TAMPA — Creative Loafing Tampa, the edgy alternative weekly that's covered Tampa Bay area arts, entertainment, politics and local news since 1988, has been sold yet again.
Euclid Media Group of Cleveland, Ohio did not disclose what it paid SouthComm, based in Nashville, for the free weekly, which has offices in Ybor City.
In announcing the news Monday, Creative Loafing's Twitter feed held back none of its independent bite.
"We've got new overlords, people," it said.
And those bosses have acted. Euclid laid off several staffers, including longtime editor-in-chief David Warner, and promoted Scott Harrell from managing editor and online editor to editor-in-chief.
In a column posted at cltampa.com Monday afternoon, Warner said the layoffs also included news and politics editor Kate Bradshaw, creative director Julio Ramos and account executives James Ostrand and Claire Sayetta, leaving the publication with four full-time editorial staffers.
"I guess I should have known," Warner wrote. "It's been common knowledge since last December that our current owner, Southcomm, Inc. out of Nashville and Wisconsin, was offloading its alt-weeklies to concentrate on its B2B publications, and that CL Tampa was among the papers on the chopping block. ... Accordingly, our office had been plagued by the dull hum of uncertainty for months."
In Euclid's announcement of the purchase, publisher James Howard said, "we value the contributions of every staffer, and the cuts we have made are in no way a reflection on the quality of their work."
Euclid said it expects to bring in new digital and event marking strategies with the aim of growing the weekly's online presence and readership.
"A cultural institution," Euclid chief operating officer Michael Wagner said of Creative Loafing, known for its annual "Best of the Bay" list of people, places, restaurants, services, bands, blogs and much more. "We are very proud to add their incredible and resilient staff to the Euclid family."
The roots of Creative Loafing go back to 1972, when Deborah Eason started the Atlanta version of the magazine with the help of her husband Chick, who taught math at Georgia State University, and their three children. The Easons' son, Ben, went on to oversee a vibrant publishing group that had Creative Loafing outposts in Tampa, Atlanta and Charlotte.
But the company stumbled after borrowing about $30 million to buy the Chicago Reader and Washington City Paper.

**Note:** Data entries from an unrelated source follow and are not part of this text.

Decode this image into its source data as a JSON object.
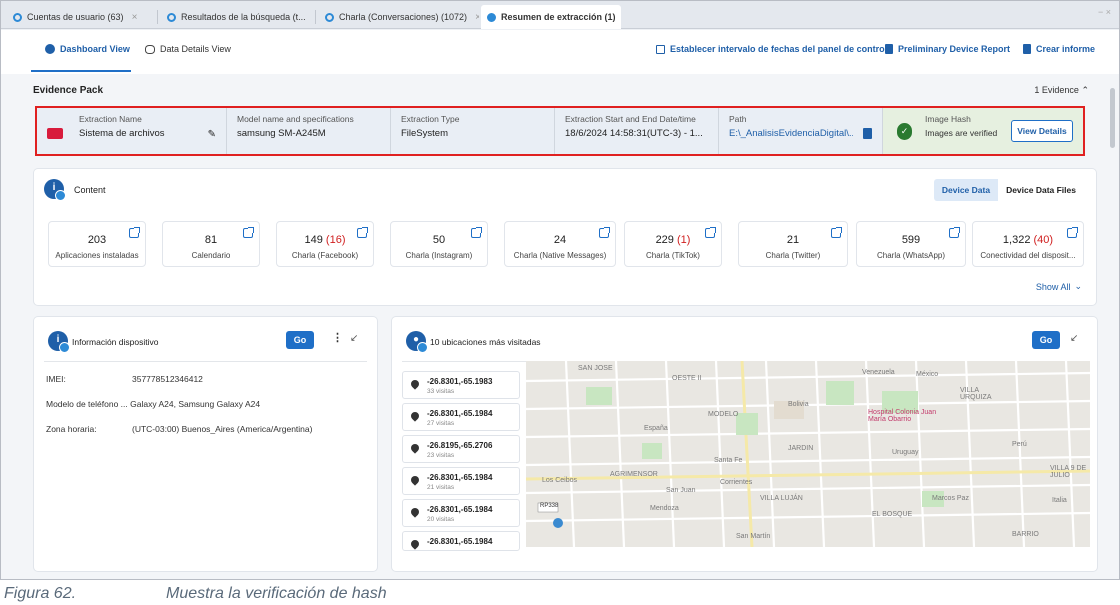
{
  "tabs": [
    {
      "label": "Cuentas de usuario (63)"
    },
    {
      "label": "Resultados de la búsqueda (t..."
    },
    {
      "label": "Charla (Conversaciones) (1072)"
    },
    {
      "label": "Resumen de extracción (1)"
    }
  ],
  "tab_close": "×",
  "window_controls": "− ×",
  "views": {
    "dashboard": "Dashboard View",
    "data_details": "Data Details View"
  },
  "actions": {
    "date_range": "Establecer intervalo de fechas del panel de control",
    "preliminary": "Preliminary Device Report",
    "report": "Crear informe"
  },
  "evidence": {
    "title": "Evidence Pack",
    "count": "1 Evidence",
    "fields": {
      "extraction_name_label": "Extraction Name",
      "extraction_name": "Sistema de archivos",
      "model_label": "Model name and specifications",
      "model": "samsung SM-A245M",
      "type_label": "Extraction Type",
      "type": "FileSystem",
      "dates_label": "Extraction Start and End Date/time",
      "dates": "18/6/2024 14:58:31(UTC-3) - 1...",
      "path_label": "Path",
      "path": "E:\\_AnalisisEvidenciaDigital\\...",
      "hash_label": "Image Hash",
      "hash_status": "Images are verified",
      "view_details": "View Details"
    }
  },
  "content": {
    "title": "Content",
    "toggle": {
      "device_data": "Device Data",
      "device_data_files": "Device Data Files"
    },
    "stats": [
      {
        "value": "203",
        "extra": "",
        "label": "Aplicaciones instaladas"
      },
      {
        "value": "81",
        "extra": "",
        "label": "Calendario"
      },
      {
        "value": "149",
        "extra": "(16)",
        "label": "Charla (Facebook)"
      },
      {
        "value": "50",
        "extra": "",
        "label": "Charla (Instagram)"
      },
      {
        "value": "24",
        "extra": "",
        "label": "Charla (Native Messages)"
      },
      {
        "value": "229",
        "extra": "(1)",
        "label": "Charla (TikTok)"
      },
      {
        "value": "21",
        "extra": "",
        "label": "Charla (Twitter)"
      },
      {
        "value": "599",
        "extra": "",
        "label": "Charla (WhatsApp)"
      },
      {
        "value": "1,322",
        "extra": "(40)",
        "label": "Conectividad del disposit..."
      }
    ],
    "show_all": "Show All"
  },
  "device_info": {
    "title": "Información dispositivo",
    "go": "Go",
    "rows": [
      {
        "key": "IMEI:",
        "value": "357778512346412"
      },
      {
        "key": "Modelo de teléfono ...",
        "value": "Galaxy A24, Samsung Galaxy A24"
      },
      {
        "key": "Zona horaria:",
        "value": "(UTC-03:00) Buenos_Aires (America/Argentina)"
      }
    ]
  },
  "locations": {
    "title": "10 ubicaciones más visitadas",
    "go": "Go",
    "items": [
      {
        "coords": "-26.8301,-65.1983",
        "visits": "33 visitas"
      },
      {
        "coords": "-26.8301,-65.1984",
        "visits": "27 visitas"
      },
      {
        "coords": "-26.8195,-65.2706",
        "visits": "23 visitas"
      },
      {
        "coords": "-26.8301,-65.1984",
        "visits": "21 visitas"
      },
      {
        "coords": "-26.8301,-65.1984",
        "visits": "20 visitas"
      },
      {
        "coords": "-26.8301,-65.1984",
        "visits": ""
      }
    ],
    "map_labels": {
      "l1": "SAN JOSE",
      "l2": "OESTE II",
      "l3": "MODELO",
      "l4": "España",
      "l5": "JARDIN",
      "l6": "Venezuela",
      "l7": "México",
      "l8": "Hospital Colonia Juan María Obarrio",
      "l9": "VILLA URQUIZA",
      "l10": "AGRIMENSOR",
      "l11": "San Juan",
      "l12": "VILLA LUJÁN",
      "l13": "EL BOSQUE",
      "l14": "Santa Fe",
      "l15": "Corrientes",
      "l16": "Mendoza",
      "l17": "San Martín",
      "l18": "BARRIO",
      "l19": "Perú",
      "l20": "Uruguay",
      "l21": "VILLA 9 DE JULIO",
      "l22": "Italia",
      "l23": "Los Ceibos",
      "l24": "RP338",
      "l25": "Marcos Paz",
      "l26": "Bolivia"
    }
  },
  "caption": {
    "figure": "Figura 62.",
    "text": "Muestra la verificación de hash"
  }
}
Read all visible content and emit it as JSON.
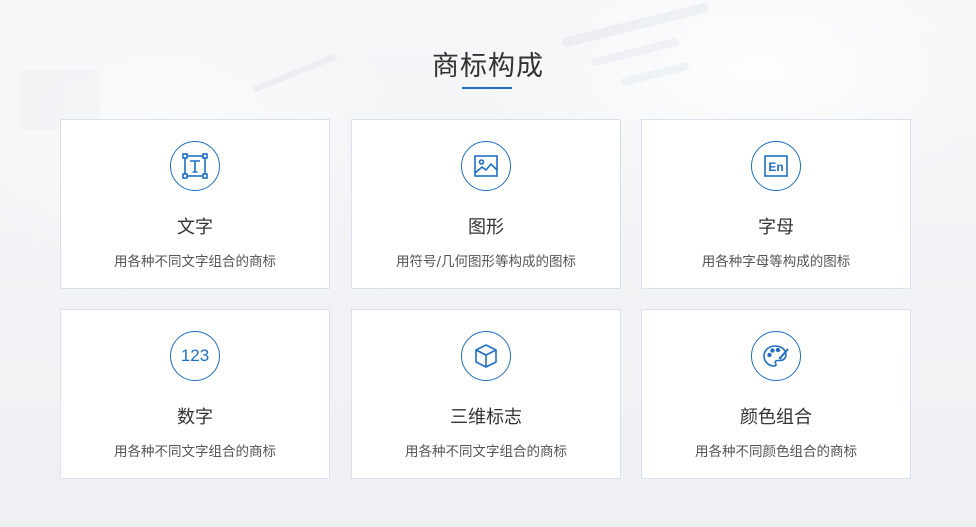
{
  "section": {
    "title": "商标构成"
  },
  "cards": [
    {
      "icon": "text-icon",
      "title": "文字",
      "desc": "用各种不同文字组合的商标"
    },
    {
      "icon": "image-icon",
      "title": "图形",
      "desc": "用符号/几何图形等构成的图标"
    },
    {
      "icon": "letters-icon",
      "title": "字母",
      "desc": "用各种字母等构成的图标",
      "glyph": "En"
    },
    {
      "icon": "numbers-icon",
      "title": "数字",
      "desc": "用各种不同文字组合的商标",
      "glyph": "123"
    },
    {
      "icon": "cube-icon",
      "title": "三维标志",
      "desc": "用各种不同文字组合的商标"
    },
    {
      "icon": "palette-icon",
      "title": "颜色组合",
      "desc": "用各种不同颜色组合的商标"
    }
  ],
  "colors": {
    "accent": "#1f6fc5",
    "title_text": "#333333",
    "desc_text": "#555555",
    "card_bg": "#ffffff",
    "card_border": "#d9e2ec"
  }
}
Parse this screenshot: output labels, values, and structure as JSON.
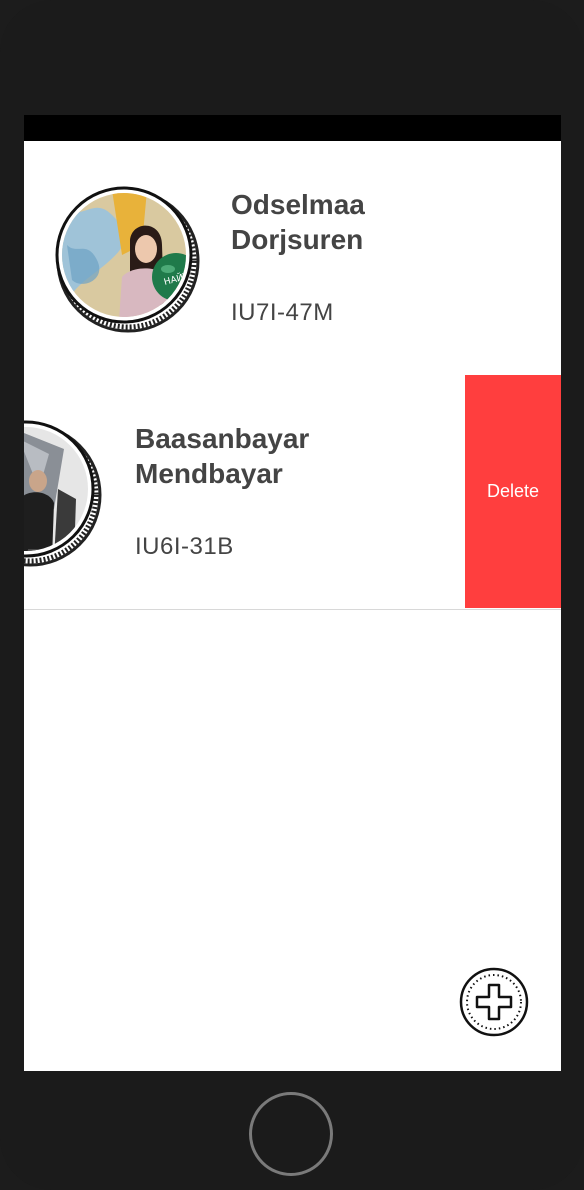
{
  "contacts": [
    {
      "first_name": "Odselmaa",
      "last_name": "Dorjsuren",
      "code": "IU7I-47M",
      "avatar_icon": "photo-avatar"
    },
    {
      "first_name": "Baasanbayar",
      "last_name": "Mendbayar",
      "code": "IU6I-31B",
      "avatar_icon": "photo-avatar"
    }
  ],
  "swipe_action": {
    "delete_label": "Delete"
  },
  "fab": {
    "icon": "plus-icon"
  },
  "colors": {
    "delete": "#ff3e3e",
    "text": "#444444",
    "frame": "#1b1b1b"
  }
}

Lucrative classified ads migrated to free web sites like craigslist. The Great Recession put even more pressure on the papers. In 2008, Creative Loafing filed to reorganize its finances under Chapter 11 of the U.S. bankruptcy code.
In one sign of how much and how quickly the business of local publishing has changed, an aspiring but unsuccessful buyer offered $13.3 million for Creative Loafing less than 10 years ago.
In contrast, that's more than Tampa Bay Times paid to buy the Tampa Tribune two years ago.
A New York hedge fund acquired the Creative Loafing chain out of bankruptcy in 2009, and SouthComm bought the Tampa and Charlotte weeklies in 2011. (Ben Eason has since repurchased Creative Loafing Atlanta.)
Creative Loafing Tampa is one of nine properties owned by Euclid Media group, along with Orlando Weekly, Cincinnati CityBeat, Cleveland Scene, Detroit Metro Times, Riverfront Times, San Antonio Current, Out In SA and Out in STL. Euclid Media Group is run by Chris Keating of Shaker Heights, Ohio; Michael Wagner of San Antonio, Texas; and Andrew Zelman of Cleveland, Ohio.
Contact Richard Danielson at email@example.com or (813) 226-3403. Follow @Danielson_Times